> **EXERCISE**
From the listing, collect all lines containing the word "true".

> **SUPPLIED ENTRIES**
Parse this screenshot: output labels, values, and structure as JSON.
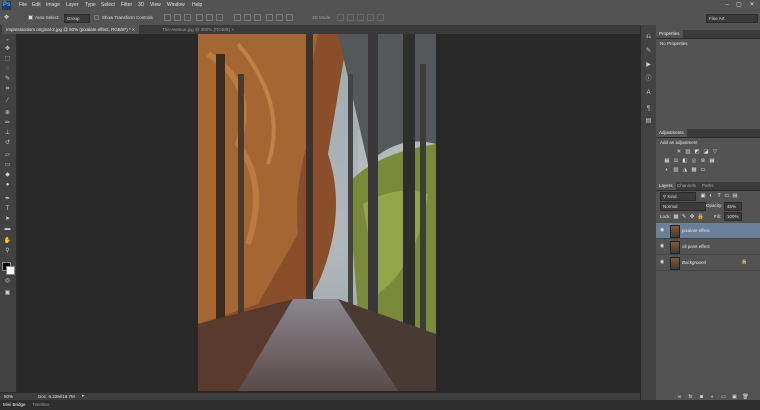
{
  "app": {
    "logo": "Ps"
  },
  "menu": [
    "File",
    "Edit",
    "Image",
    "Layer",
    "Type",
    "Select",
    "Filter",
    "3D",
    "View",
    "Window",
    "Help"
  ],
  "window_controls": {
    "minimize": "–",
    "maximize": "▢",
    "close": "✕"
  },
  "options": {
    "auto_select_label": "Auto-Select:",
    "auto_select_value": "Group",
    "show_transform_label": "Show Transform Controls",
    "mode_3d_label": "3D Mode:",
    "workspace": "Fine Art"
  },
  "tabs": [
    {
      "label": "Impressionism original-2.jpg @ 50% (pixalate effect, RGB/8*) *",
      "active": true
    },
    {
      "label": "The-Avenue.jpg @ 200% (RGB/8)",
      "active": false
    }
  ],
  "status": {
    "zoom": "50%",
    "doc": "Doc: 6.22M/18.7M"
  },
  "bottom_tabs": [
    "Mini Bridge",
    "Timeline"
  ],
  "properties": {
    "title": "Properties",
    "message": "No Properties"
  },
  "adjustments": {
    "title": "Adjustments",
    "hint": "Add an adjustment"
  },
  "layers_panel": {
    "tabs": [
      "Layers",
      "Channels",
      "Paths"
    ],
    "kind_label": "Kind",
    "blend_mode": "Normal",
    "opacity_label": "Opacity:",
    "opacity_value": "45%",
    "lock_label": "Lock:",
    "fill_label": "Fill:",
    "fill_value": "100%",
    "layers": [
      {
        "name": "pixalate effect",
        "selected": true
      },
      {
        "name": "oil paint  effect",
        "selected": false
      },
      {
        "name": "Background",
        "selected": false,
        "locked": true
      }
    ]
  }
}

> **OUTPUT FOR THIS EXERCISE**
      "active": true
        "selected": true
        "locked": true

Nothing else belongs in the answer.